◆ **Your assignment**: Reproduce the data exactly, leaving nothing out.

◆ **Material provided**:
== Segment start ==

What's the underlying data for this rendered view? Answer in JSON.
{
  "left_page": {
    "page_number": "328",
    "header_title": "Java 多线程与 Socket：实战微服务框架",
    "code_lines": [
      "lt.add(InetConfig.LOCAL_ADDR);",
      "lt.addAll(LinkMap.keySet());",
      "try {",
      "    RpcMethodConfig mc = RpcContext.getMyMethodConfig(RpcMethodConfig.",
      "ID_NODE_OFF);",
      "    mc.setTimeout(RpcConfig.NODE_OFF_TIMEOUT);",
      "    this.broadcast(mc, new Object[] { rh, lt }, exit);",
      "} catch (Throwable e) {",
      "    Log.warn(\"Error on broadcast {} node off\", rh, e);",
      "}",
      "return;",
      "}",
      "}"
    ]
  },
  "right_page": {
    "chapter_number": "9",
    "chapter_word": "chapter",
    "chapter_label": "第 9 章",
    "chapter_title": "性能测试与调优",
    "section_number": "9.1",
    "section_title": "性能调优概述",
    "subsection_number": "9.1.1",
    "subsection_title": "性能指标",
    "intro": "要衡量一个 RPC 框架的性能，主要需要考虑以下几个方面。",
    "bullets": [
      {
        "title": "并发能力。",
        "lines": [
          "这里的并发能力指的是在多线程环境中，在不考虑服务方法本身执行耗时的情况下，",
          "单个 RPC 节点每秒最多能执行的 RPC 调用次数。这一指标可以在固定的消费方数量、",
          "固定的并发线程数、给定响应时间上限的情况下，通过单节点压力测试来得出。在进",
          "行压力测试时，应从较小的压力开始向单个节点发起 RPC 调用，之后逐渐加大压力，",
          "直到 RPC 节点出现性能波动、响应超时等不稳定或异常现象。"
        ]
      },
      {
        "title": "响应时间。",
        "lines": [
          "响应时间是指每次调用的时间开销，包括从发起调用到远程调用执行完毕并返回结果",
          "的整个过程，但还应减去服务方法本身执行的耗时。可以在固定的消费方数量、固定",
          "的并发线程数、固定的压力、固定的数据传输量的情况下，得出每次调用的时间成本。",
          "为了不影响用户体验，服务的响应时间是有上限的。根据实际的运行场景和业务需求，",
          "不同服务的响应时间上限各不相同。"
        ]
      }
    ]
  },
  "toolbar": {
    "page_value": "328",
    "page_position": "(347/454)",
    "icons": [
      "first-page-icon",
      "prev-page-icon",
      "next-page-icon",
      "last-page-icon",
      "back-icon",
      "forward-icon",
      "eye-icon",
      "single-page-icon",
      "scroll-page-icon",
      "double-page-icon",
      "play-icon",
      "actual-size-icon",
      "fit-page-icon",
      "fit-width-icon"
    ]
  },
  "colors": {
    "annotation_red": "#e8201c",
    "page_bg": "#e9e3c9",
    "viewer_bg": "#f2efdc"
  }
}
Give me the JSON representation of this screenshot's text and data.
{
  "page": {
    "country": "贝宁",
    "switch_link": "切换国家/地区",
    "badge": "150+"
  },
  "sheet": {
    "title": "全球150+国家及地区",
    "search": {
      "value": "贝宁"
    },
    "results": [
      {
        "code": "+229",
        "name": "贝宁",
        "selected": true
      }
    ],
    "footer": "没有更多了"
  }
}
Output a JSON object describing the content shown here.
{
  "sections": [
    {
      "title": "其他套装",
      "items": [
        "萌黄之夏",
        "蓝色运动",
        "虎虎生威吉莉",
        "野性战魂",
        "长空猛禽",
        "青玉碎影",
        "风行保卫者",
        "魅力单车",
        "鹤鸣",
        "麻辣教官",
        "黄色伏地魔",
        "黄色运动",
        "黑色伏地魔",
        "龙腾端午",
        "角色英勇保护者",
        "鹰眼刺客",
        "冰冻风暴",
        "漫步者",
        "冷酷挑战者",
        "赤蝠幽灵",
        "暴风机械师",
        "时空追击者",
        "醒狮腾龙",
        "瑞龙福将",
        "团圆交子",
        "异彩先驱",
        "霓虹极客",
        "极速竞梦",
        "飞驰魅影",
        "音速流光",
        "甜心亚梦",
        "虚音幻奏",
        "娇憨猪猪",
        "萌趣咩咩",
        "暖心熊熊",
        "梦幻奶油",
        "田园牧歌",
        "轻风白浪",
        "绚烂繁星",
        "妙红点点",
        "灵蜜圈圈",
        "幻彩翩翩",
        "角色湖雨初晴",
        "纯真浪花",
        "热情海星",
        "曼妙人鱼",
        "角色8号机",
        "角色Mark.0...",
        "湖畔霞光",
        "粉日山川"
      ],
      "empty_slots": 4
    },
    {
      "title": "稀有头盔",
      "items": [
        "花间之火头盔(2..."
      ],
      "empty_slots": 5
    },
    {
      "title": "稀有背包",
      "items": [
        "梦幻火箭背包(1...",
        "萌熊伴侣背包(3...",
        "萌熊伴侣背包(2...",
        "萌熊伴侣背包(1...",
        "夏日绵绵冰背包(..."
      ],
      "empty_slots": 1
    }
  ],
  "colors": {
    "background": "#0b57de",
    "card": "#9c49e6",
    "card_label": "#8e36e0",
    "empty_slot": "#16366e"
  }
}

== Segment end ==

◆ **Solution for this problem**:
What's the underlying data for this rendered view? Answer in JSON.
{
  "left_page": {
    "page_number": "328",
    "header_title": "Java 多线程与 Socket：实战微服务框架",
    "code_lines": [
      "lt.add(InetConfig.LOCAL_ADDR);",
      "lt.addAll(LinkMap.keySet());",
      "try {",
      "    RpcMethodConfig mc = RpcContext.getMyMethodConfig(RpcMethodConfig.",
      "ID_NODE_OFF);",
      "    mc.setTimeout(RpcConfig.NODE_OFF_TIMEOUT);",
      "    this.broadcast(mc, new Object[] { rh, lt }, exit);",
      "} catch (Throwable e) {",
      "    Log.warn(\"Error on broadcast {} node off\", rh, e);",
      "}",
      "return;",
      "}",
      "}"
    ]
  },
  "right_page": {
    "chapter_number": "9",
    "chapter_word": "chapter",
    "chapter_label": "第 9 章",
    "chapter_title": "性能测试与调优",
    "section_number": "9.1",
    "section_title": "性能调优概述",
    "subsection_number": "9.1.1",
    "subsection_title": "性能指标",
    "intro": "要衡量一个 RPC 框架的性能，主要需要考虑以下几个方面。",
    "bullets": [
      {
        "title": "并发能力。",
        "lines": [
          "这里的并发能力指的是在多线程环境中，在不考虑服务方法本身执行耗时的情况下，",
          "单个 RPC 节点每秒最多能执行的 RPC 调用次数。这一指标可以在固定的消费方数量、",
          "固定的并发线程数、给定响应时间上限的情况下，通过单节点压力测试来得出。在进",
          "行压力测试时，应从较小的压力开始向单个节点发起 RPC 调用，之后逐渐加大压力，",
          "直到 RPC 节点出现性能波动、响应超时等不稳定或异常现象。"
        ]
      },
      {
        "title": "响应时间。",
        "lines": [
          "响应时间是指每次调用的时间开销，包括从发起调用到远程调用执行完毕并返回结果",
          "的整个过程，但还应减去服务方法本身执行的耗时。可以在固定的消费方数量、固定",
          "的并发线程数、固定的压力、固定的数据传输量的情况下，得出每次调用的时间成本。",
          "为了不影响用户体验，服务的响应时间是有上限的。根据实际的运行场景和业务需求，",
          "不同服务的响应时间上限各不相同。"
        ]
      }
    ]
  },
  "toolbar": {
    "page_value": "328",
    "page_position": "(347/454)",
    "icons": [
      "first-page-icon",
      "prev-page-icon",
      "next-page-icon",
      "last-page-icon",
      "back-icon",
      "forward-icon",
      "eye-icon",
      "single-page-icon",
      "scroll-page-icon",
      "double-page-icon",
      "play-icon",
      "actual-size-icon",
      "fit-page-icon",
      "fit-width-icon"
    ]
  },
  "colors": {
    "annotation_red": "#e8201c",
    "page_bg": "#e9e3c9",
    "viewer_bg": "#f2efdc"
  }
}
Give me the JSON representation of this screenshot's text and data.
{
  "page": {
    "country": "贝宁",
    "switch_link": "切换国家/地区",
    "badge": "150+"
  },
  "sheet": {
    "title": "全球150+国家及地区",
    "search": {
      "value": "贝宁"
    },
    "results": [
      {
        "code": "+229",
        "name": "贝宁",
        "selected": true
      }
    ],
    "footer": "没有更多了"
  }
}
Output a JSON object describing the content shown here.
{
  "sections": [
    {
      "title": "其他套装",
      "items": [
        "萌黄之夏",
        "蓝色运动",
        "虎虎生威吉莉",
        "野性战魂",
        "长空猛禽",
        "青玉碎影",
        "风行保卫者",
        "魅力单车",
        "鹤鸣",
        "麻辣教官",
        "黄色伏地魔",
        "黄色运动",
        "黑色伏地魔",
        "龙腾端午",
        "角色英勇保护者",
        "鹰眼刺客",
        "冰冻风暴",
        "漫步者",
        "冷酷挑战者",
        "赤蝠幽灵",
        "暴风机械师",
        "时空追击者",
        "醒狮腾龙",
        "瑞龙福将",
        "团圆交子",
        "异彩先驱",
        "霓虹极客",
        "极速竞梦",
        "飞驰魅影",
        "音速流光",
        "甜心亚梦",
        "虚音幻奏",
        "娇憨猪猪",
        "萌趣咩咩",
        "暖心熊熊",
        "梦幻奶油",
        "田园牧歌",
        "轻风白浪",
        "绚烂繁星",
        "妙红点点",
        "灵蜜圈圈",
        "幻彩翩翩",
        "角色湖雨初晴",
        "纯真浪花",
        "热情海星",
        "曼妙人鱼",
        "角色8号机",
        "角色Mark.0...",
        "湖畔霞光",
        "粉日山川"
      ],
      "empty_slots": 4
    },
    {
      "title": "稀有头盔",
      "items": [
        "花间之火头盔(2..."
      ],
      "empty_slots": 5
    },
    {
      "title": "稀有背包",
      "items": [
        "梦幻火箭背包(1...",
        "萌熊伴侣背包(3...",
        "萌熊伴侣背包(2...",
        "萌熊伴侣背包(1...",
        "夏日绵绵冰背包(..."
      ],
      "empty_slots": 1
    }
  ],
  "colors": {
    "background": "#0b57de",
    "card": "#9c49e6",
    "card_label": "#8e36e0",
    "empty_slot": "#16366e"
  }
}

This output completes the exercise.